When you return the data, keep every word exact and include none of the images.

(Source records)
********
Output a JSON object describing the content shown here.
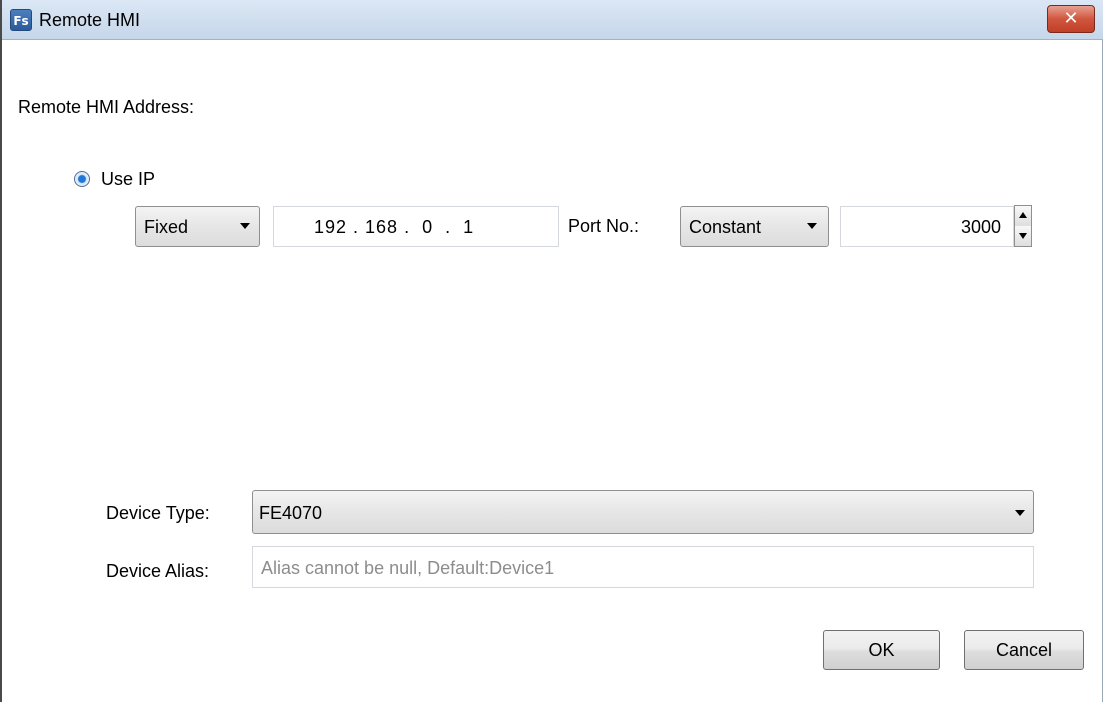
{
  "window": {
    "title": "Remote HMI",
    "app_icon_text": "Fs",
    "close_glyph": "✕"
  },
  "address": {
    "section_label": "Remote HMI Address:",
    "use_ip_label": "Use IP",
    "use_ip_selected": true,
    "ip_mode": "Fixed",
    "ip_value": "192 . 168 .  0  .  1",
    "port_label": "Port No.:",
    "port_mode": "Constant",
    "port_value": "3000"
  },
  "device": {
    "type_label": "Device Type:",
    "type_value": "FE4070",
    "alias_label": "Device Alias:",
    "alias_placeholder": "Alias cannot be null, Default:Device1"
  },
  "buttons": {
    "ok": "OK",
    "cancel": "Cancel"
  },
  "colors": {
    "title_bar": "#c6d7ea",
    "close_button": "#c13f27",
    "radio_selected": "#1e78d8"
  }
}
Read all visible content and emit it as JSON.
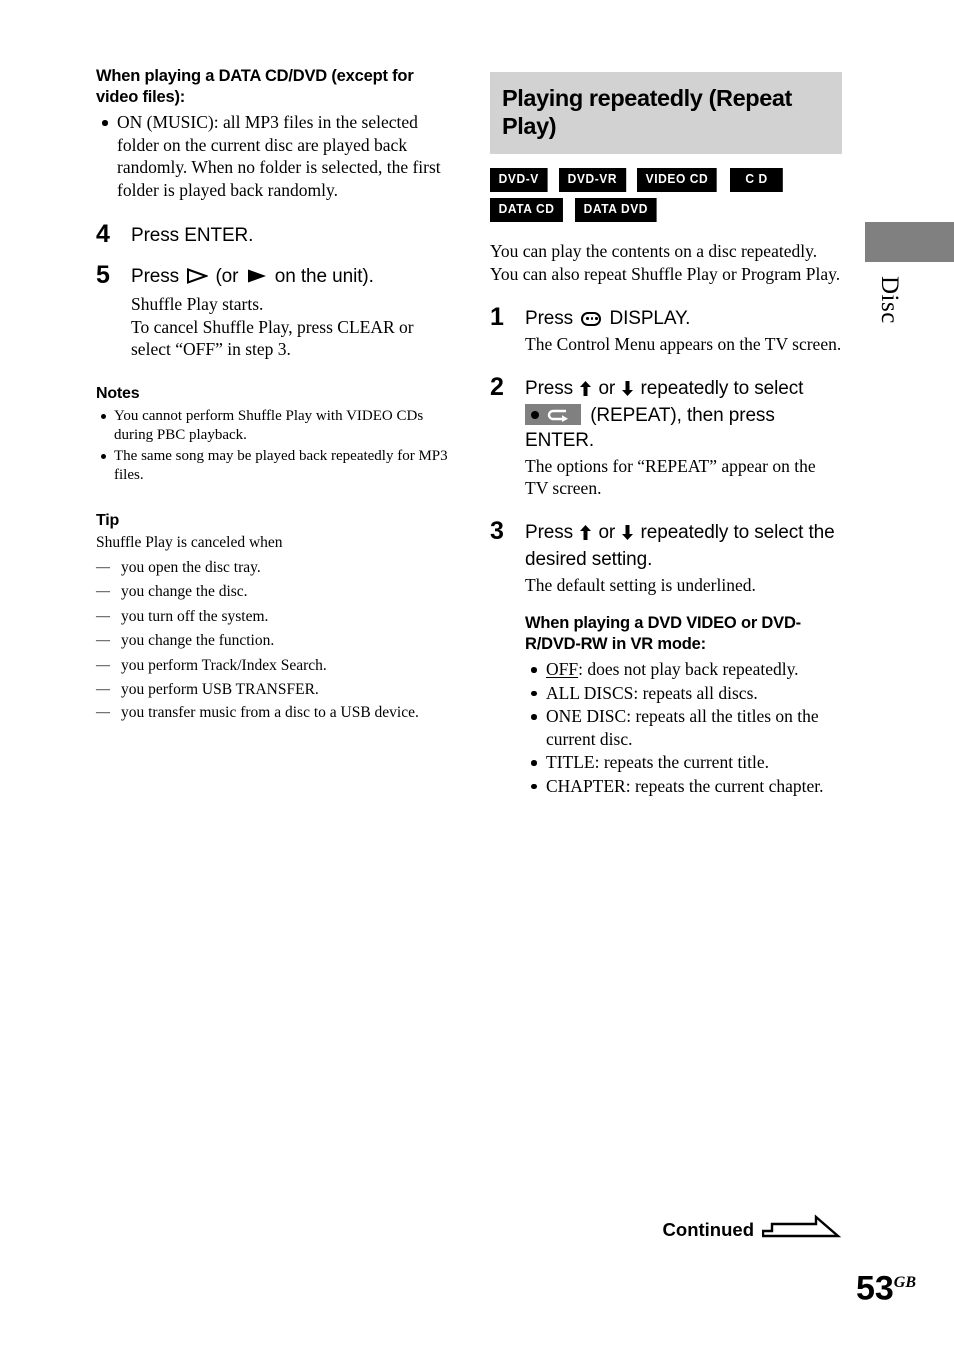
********
ANSWER SPACE:
Output a JSON object describing the content shown here.
{
  "window": {
    "title": "Remote HMI",
    "app_icon_text": "Fs",
    "close_glyph": "✕"
  },
  "address": {
    "section_label": "Remote HMI Address:",
    "use_ip_label": "Use IP",
    "use_ip_selected": true,
    "ip_mode": "Fixed",
    "ip_value": "192 . 168 .  0  .  1",
    "port_label": "Port No.:",
    "port_mode": "Constant",
    "port_value": "3000"
  },
  "device": {
    "type_label": "Device Type:",
    "type_value": "FE4070",
    "alias_label": "Device Alias:",
    "alias_placeholder": "Alias cannot be null, Default:Device1"
  },
  "buttons": {
    "ok": "OK",
    "cancel": "Cancel"
  },
  "colors": {
    "title_bar": "#c6d7ea",
    "close_button": "#c13f27",
    "radio_selected": "#1e78d8"
  }
}
Read all visible content and emit it as JSON.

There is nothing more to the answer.